So, according to Goldberg, when Arab leaders cite Koranic verses about Jews in ancient times, that’s not anti-Jewish, it’s anti-Zionist. When Arab newspapers publish cartoons of Jews with hook noses and dollar signs for eyes—that’s not anti-Jewish either, it’s anti-Zionist. And when Arab propagandists quote from the most infamous anti-Semitic book in history, The Protocols of the Elders of Zion, they, too, are not being anti-Jewish, just anti-Zionist.

Another incredible aspect of Goldberg’s article—especially for someone who claims to be a Holocaust scholar—is his complaint that some Germans are too sympathetic to Jews and Israel. Until now, Germany “has been a model of coming to terms with its past,” he writes, referring to restitution and education. But that has “reached a dead-end,” because some criticism of Israel in Germany today is “deemed antisemitic” by some people. “This kind of philosemitism is disturbing,” Goldberg declares. In other words, he actually wants Germans to become more hostile to Israel.

Prof. Goldberg has a long track record of extreme views concerning Israel.

For example, in a 2018 article in the Arab journal “Madar,” Goldberg charged that Yad Vashem’s emphasis on the persecution of Jews is “very narcissistic and problematic” and “perhaps even chauvinistic.” He claimed that Yad Vashem’s approach could lead to a “fascist enterprise” (in Israel) and “extreme violence” (by Israelis).
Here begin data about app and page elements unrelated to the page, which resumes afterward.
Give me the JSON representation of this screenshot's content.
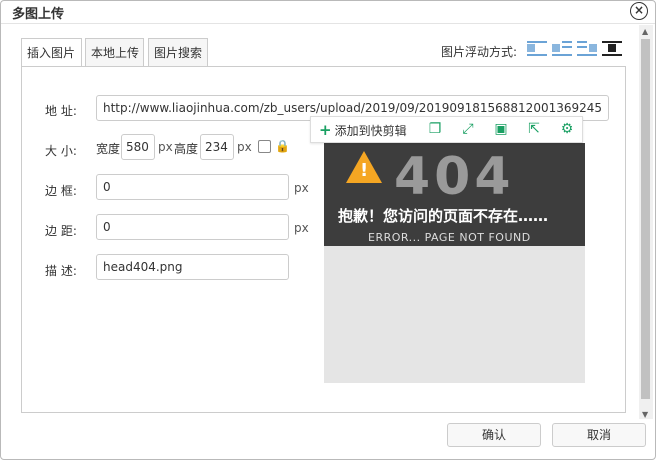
{
  "dialog": {
    "title": "多图上传",
    "close_glyph": "×"
  },
  "tabs": [
    {
      "label": "插入图片",
      "active": true
    },
    {
      "label": "本地上传",
      "active": false
    },
    {
      "label": "图片搜索",
      "active": false
    }
  ],
  "float": {
    "label": "图片浮动方式:",
    "options": [
      "none-icon",
      "left-icon",
      "right-icon",
      "center-icon"
    ],
    "selected": "center-icon"
  },
  "form": {
    "address_label": "地 址:",
    "address_value": "http://www.liaojinhua.com/zb_users/upload/2019/09/201909181568812001369245",
    "size_label": "大 小:",
    "width_label": "宽度",
    "width_value": "580",
    "height_label": "高度",
    "height_value": "234",
    "px": "px",
    "border_label": "边 框:",
    "border_value": "0",
    "margin_label": "边 距:",
    "margin_value": "0",
    "desc_label": "描 述:",
    "desc_value": "head404.png"
  },
  "toolbar": {
    "add_label": "添加到快剪辑",
    "icons": [
      "copy-icon",
      "fullscreen-icon",
      "save-icon",
      "share-icon",
      "settings-icon"
    ]
  },
  "preview": {
    "big_text": "404",
    "cn_text": "抱歉！您访问的页面不存在……",
    "en_text": "ERROR... PAGE NOT FOUND"
  },
  "buttons": {
    "ok": "确认",
    "cancel": "取消"
  },
  "colors": {
    "accent_green": "#1aa063",
    "banner_bg": "#3d3d3d",
    "warning": "#f5a623"
  }
}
Last year, Goldberg signed a petition accusing Israel of “the systematic oppression of the Palestinian people.” He also signed a letter urging the German parliament to reject anti-BDS legislation. Earlier this year, he signed a pledge to boycott German academic agencies or committees that exclude BDS supporters.
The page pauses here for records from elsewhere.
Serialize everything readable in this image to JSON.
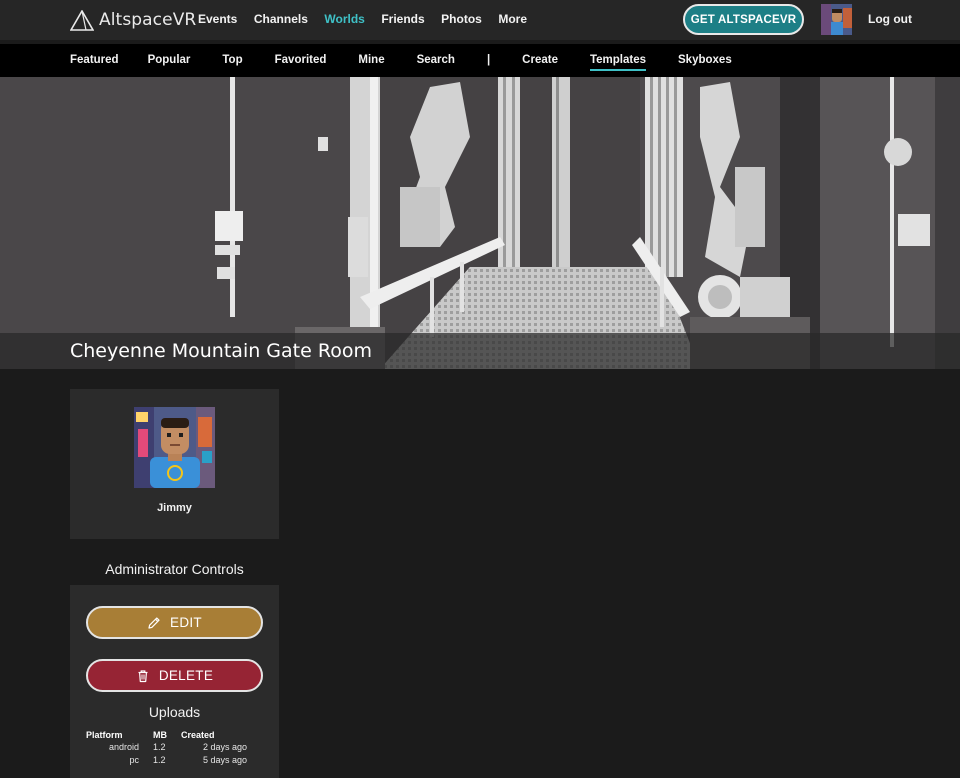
{
  "header": {
    "brand": "AltspaceVR",
    "nav": [
      {
        "label": "Events",
        "active": false
      },
      {
        "label": "Channels",
        "active": false
      },
      {
        "label": "Worlds",
        "active": true
      },
      {
        "label": "Friends",
        "active": false
      },
      {
        "label": "Photos",
        "active": false
      },
      {
        "label": "More",
        "active": false
      }
    ],
    "cta_label": "GET ALTSPACEVR",
    "logout_label": "Log out"
  },
  "subnav": {
    "items": [
      {
        "label": "Featured",
        "active": false
      },
      {
        "label": "Popular",
        "active": false
      },
      {
        "label": "Top",
        "active": false
      },
      {
        "label": "Favorited",
        "active": false
      },
      {
        "label": "Mine",
        "active": false
      },
      {
        "label": "Search",
        "active": false
      },
      {
        "label": "|",
        "active": false
      },
      {
        "label": "Create",
        "active": false
      },
      {
        "label": "Templates",
        "active": true
      },
      {
        "label": "Skyboxes",
        "active": false
      }
    ]
  },
  "world": {
    "title": "Cheyenne Mountain Gate Room"
  },
  "owner": {
    "name": "Jimmy"
  },
  "admin": {
    "title": "Administrator Controls",
    "edit_label": "EDIT",
    "delete_label": "DELETE",
    "uploads_title": "Uploads",
    "uploads_columns": [
      "Platform",
      "MB",
      "Created"
    ],
    "uploads_rows": [
      {
        "platform": "android",
        "mb": "1.2",
        "created": "2 days ago"
      },
      {
        "platform": "pc",
        "mb": "1.2",
        "created": "5 days ago"
      }
    ]
  },
  "colors": {
    "accent": "#3fc1c7",
    "cta_bg": "#1d7f86",
    "edit_bg": "#a87e36",
    "delete_bg": "#962434",
    "topbar": "#262626",
    "subbar": "#000000",
    "page_bg": "#1b1b1b",
    "card_bg": "#2b2b2b"
  }
}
So when the leaders of the U.S. Holocaust Museum chose Goldberg as its Senior Scholar in Residence, they must have known—or certainly should have known—that they were bringing on board someone who has expressed strong hostility to Zionism and Israel.

A cynic might say that Prof. Goldberg felt right at home at the Museum. Just last year, the Museum’s journal, Holocaust and Genocide Studies, published an essay by radical scholar Amy Weiss, in which she accused the Jewish National Fund of secretly plotting to “alter a Palestinian landscape to resemble a European one more familiar to Jewish pioneers and Holocaust survivors.” According to Weiss, the racist JNF sought to “erase” Arab villages as part of a sinister “politicized land reclamation project to secure land” for the Zionists. She also mocked the JNF’s work as “the myth of ‘making the desert bloom’.”
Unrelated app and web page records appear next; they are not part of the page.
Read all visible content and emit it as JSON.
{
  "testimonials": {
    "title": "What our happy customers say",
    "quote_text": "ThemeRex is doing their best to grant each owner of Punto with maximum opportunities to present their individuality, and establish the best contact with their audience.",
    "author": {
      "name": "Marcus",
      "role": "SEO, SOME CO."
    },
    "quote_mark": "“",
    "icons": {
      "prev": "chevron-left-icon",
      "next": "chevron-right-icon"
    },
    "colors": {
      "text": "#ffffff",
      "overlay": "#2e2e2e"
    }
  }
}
Another extremist historian at the Holocaust Museum, Rebecca Erbelding, has repeatedly compared economic immigrants trying to cross America’s southern border to Jewish victims of the Holocaust. “The parallels to the 1930s-1940s refugee crisis are so obvious,” she asserted in one tweet. The echoes keep coming,” she wrote in another.

When Alexandria Ocasio-Cortez last year compared U.S. border detention facilities to Nazi-era “concentration camps,” Erbelding sent out multiple tweets and re-tweets displaying sympathy with her. In one tweet, Erbelding gave “a Geppetto checkmark” to Cortez’s defense of her declaration. That’s the designation which the Washington Post fact-checker uses when a statement is found to be “the truth, the whole truth, and nothing but the truth.” One of Erbelding’s re-tweets began with the words, in bold, “They’re concentration camps.”

Other troubling items on Erbelding’s resume include her offer of free copies of her book to anybody who donates $50 to the American Friends Service Committee, despite the fact that the Committee openly compares Israel to Nazi Germany; and a tweet last year in which Erbelding claimed there is such a thing as a “Jewish nose.”

Maybe it’s just a coincidence that extreme critics of Israel and Zionism keep popping up on the U.S. Holocaust Museum’s staff and in its publications. Or it may indicate something about the mindset in certain segments of that government-funded institution. Either way, the fact that there is a clear trend to hire detractors of Israel in these museum positions represents a very disturbing use of the American public’s tax dollars.